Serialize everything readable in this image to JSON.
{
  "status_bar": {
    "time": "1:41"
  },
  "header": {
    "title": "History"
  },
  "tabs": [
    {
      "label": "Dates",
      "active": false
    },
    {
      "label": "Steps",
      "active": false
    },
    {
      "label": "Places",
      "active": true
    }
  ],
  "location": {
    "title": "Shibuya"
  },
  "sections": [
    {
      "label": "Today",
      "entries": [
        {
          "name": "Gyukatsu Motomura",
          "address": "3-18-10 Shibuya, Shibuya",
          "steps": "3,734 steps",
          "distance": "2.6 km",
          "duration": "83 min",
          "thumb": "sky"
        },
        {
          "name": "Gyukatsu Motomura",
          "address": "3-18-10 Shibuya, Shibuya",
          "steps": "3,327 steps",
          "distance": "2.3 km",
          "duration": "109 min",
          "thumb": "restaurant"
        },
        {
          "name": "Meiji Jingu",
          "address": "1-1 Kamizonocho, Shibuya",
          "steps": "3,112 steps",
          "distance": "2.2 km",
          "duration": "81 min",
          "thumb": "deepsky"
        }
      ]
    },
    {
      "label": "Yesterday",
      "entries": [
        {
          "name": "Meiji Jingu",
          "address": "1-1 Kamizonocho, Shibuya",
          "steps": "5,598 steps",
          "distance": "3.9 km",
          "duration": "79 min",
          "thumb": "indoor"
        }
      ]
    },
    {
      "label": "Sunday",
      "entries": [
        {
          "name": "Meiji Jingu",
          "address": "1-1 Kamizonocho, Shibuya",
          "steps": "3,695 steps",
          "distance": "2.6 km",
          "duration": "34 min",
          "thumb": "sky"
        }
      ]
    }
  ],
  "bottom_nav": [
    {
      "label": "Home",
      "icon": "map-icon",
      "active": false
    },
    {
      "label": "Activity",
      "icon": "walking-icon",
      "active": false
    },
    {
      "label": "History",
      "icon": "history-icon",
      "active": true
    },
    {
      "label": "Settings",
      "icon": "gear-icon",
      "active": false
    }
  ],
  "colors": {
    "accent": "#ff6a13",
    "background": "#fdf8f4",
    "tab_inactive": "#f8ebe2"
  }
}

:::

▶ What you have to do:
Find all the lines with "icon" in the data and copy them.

▶ Answer to this task:
      "icon": "map-icon",
      "icon": "walking-icon",
      "icon": "history-icon",
      "icon": "gear-icon",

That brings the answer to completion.